Which Statement Is a Valid Conclusion That Can Be Drawn from the Diagram
The other sticking point concerns syllogisms, which have two universal premises and a specific conclusion. By now, you should know what`s coming. Yes, conditionally valid syllogisms. If you encounter any of these syllogisms, it will be invalid by the steps you have followed so far. However, if you can confirm that the corresponding S term exists, you can add your “approval stamp” as you did in lesson 12 – an X circled in the corresponding unshaded areas. The thing to look for is a circle that has three shaded segments and a single unshaded segment. If you have such a circle, check if the term it refers to exists. If so, add your approval stamp. Perhaps, after doing this, there will be an X (a circled) in the correct range for the conclusion, and the argument will be valid. You have entered both premises in the diagram and need to see if your conclusion is there. For example, if your conclusion is “Some S are not P”, we need to look at our finished graph to see if there is an X that is in region S but not in region P. If there is such an X, then the argument is valid, and if there is no such X, then the argument is invalid.
If the conclusion is a universal statement, for example, “All S are P”, then you need to look at your finite diagram to see if in fact the only S range that is still open is completely contained in the circle P. If so, the argument is valid, and if not, it is not valid. 2. Add a third overlapping circle at the top. That is your medium-term mandate – the one that is in the premises, but not the conclusion. Demo: If you want to see a step-by-step demo, click on the diagram below. (It`s a bit rough, but still useful, I hope) 4. Then read it and see if the conclusion can be read from it. In other words, see if the conclusion is necessarily true based on what is already present from the locals.
Note: Sometimes, when they are very confused, students would do well to draw a separate proposition diagram (two circles) for the conclusion so that it is clear to them what to look for when looking at the syllogism diagram. If the information on the propositional diagram is included in the main diagram, the syllogism is valid. A tricky point when trying to determine if an argument is valid is when you have an X on a line between two ranges. Remember that an argument is only valid if you are forced to the conclusion and have no other way. So if you have a chart with an X on a line, the argument is only valid if both sides of the line satisfy the conclusion. Otherwise, if one domain satisfies the conclusion and the other does not, you will not be forced to come to your conclusion because this could always be the other area that could be used for the premise and your conclusion would not necessarily be included in the diagram. In this case, the argument is not valid. All companies that overcharge their customers are unethical companies. Some unethical companies are investor-owned utilities Some investor-owned utilities are companies that overcharge their customers. Use Venn diagrams to determine whether the following standard categorical formal syllogisms are valid or invalid. Use P for the main term, S for the minor term, and M for the intermediate term.

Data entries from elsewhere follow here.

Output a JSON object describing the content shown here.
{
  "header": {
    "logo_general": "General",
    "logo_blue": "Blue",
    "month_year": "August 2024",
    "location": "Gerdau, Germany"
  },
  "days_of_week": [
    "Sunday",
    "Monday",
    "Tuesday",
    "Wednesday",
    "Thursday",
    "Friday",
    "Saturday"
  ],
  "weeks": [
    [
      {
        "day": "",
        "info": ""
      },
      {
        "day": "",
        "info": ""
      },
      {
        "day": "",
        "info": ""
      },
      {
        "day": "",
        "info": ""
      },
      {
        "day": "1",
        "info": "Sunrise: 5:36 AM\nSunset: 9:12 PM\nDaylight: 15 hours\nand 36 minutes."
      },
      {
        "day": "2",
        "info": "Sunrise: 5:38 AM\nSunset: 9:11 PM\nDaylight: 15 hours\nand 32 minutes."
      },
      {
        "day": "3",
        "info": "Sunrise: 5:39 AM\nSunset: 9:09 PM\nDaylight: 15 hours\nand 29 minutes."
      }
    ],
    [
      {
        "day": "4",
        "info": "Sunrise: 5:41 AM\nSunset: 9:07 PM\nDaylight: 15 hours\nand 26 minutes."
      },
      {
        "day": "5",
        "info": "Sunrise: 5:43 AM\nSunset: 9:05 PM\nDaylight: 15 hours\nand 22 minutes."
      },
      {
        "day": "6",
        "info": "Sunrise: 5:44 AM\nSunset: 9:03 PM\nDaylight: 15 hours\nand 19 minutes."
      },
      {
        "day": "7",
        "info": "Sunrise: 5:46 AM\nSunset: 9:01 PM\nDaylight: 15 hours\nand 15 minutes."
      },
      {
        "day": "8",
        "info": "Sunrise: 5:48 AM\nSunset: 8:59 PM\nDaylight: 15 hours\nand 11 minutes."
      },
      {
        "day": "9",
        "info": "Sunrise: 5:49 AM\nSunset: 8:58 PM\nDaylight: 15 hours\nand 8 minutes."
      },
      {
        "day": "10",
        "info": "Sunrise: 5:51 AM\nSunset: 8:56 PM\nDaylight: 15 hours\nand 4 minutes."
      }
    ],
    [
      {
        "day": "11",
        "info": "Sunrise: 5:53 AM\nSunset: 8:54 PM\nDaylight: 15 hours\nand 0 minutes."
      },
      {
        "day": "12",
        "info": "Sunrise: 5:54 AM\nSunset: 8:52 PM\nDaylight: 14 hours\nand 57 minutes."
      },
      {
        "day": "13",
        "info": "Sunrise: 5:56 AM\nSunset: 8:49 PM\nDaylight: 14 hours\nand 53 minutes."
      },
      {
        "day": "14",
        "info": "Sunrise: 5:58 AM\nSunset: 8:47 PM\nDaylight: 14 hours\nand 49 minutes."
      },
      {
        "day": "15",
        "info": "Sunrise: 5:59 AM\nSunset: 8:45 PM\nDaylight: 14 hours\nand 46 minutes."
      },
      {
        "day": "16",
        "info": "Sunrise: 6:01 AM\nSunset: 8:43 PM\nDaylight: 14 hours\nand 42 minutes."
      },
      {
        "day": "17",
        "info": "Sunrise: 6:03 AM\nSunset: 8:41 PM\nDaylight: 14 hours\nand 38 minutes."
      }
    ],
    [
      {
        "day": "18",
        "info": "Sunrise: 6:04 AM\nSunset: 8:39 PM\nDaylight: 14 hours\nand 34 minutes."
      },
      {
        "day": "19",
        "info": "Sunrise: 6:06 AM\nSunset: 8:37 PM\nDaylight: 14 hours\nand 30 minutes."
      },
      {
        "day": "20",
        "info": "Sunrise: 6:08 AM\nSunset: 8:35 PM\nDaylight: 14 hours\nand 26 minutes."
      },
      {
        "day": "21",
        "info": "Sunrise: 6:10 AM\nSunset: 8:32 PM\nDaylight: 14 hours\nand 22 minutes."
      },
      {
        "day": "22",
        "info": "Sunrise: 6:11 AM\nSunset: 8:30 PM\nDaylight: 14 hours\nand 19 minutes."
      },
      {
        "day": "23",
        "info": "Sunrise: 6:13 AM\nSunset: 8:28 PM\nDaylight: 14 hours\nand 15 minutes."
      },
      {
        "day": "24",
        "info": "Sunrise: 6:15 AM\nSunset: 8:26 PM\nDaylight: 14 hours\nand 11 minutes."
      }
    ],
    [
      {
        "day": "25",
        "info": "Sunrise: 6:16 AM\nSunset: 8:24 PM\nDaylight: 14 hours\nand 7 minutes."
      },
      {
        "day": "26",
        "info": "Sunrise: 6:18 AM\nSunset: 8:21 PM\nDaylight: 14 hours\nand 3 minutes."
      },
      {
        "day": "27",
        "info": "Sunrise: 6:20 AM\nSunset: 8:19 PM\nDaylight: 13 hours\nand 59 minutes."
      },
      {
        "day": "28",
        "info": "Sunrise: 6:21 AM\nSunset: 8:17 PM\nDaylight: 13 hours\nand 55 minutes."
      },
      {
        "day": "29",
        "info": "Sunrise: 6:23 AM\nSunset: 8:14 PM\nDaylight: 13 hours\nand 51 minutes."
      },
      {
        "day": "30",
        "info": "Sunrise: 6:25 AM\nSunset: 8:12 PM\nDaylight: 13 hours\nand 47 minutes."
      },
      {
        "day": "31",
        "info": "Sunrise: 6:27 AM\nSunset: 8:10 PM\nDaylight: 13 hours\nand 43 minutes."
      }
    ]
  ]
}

Specify what P, S, and M represent.
Draw the diagrams as in Hurley`s text, with a circle at the top (intermediate term) and two circles at the bottom (minor and main terms). For example #1: M = Students who want to learn Venn diagrams is another method to determine whether a categorical syllogism is valid or invalid. As always, an argument is valid if the premises force the conclusion. In other words, if the premises are assumed to be true (even if they are not really true, we can claim that they are now). Would the conclusion then necessarily be true? (Do you recognize that?) If the answer is yes, the argument is valid, and if the answer is no, the argument is not valid. In Venn diagram language, the argument is valid if all the information on the conclusion diagram is contained in the premise diagram. It is very important to remember that when you create a Venn diagram, you only enter into both premises and then try to re-read the conclusion. Of course, if you were to enter the conclusion in the diagram, you could read it again and then all your arguments seem valid. 1. Make the usual two circles.
These represent the conclusion, and also a term of each of the premises. These two circles are your terms S (left) and P (right). 3. Enter the premises information in the diagram. Venn diagrams for syllogisms are created in the same way as Venn diagrams for sentences. 5. All fire-breathing dragons are fearsome creatures. Some fearsome creatures are things to remember. Some things to remember are fire-breathing dragons.
Keep the following points in mind when entering the site: 4. All greyhounds are fast runners. All dogs owned by Mary Lou are greyhounds. All dogs owned by Mary Lou are fast runners. 3. No bald eagle is a lizard. Some parakeets are not lizards. Some parakeets are not bald eagles. 2. No individual who truly cares about the fate of suffering humanity is a person motivated solely by self-interest.
All television evangelists are people motivated solely by self-interest. Some television evangelists are not individuals who truly care about the fate of suffering humanity. 1. Impatient students are not failures Some enthusiastic students are romantics. Some romantics are not failures.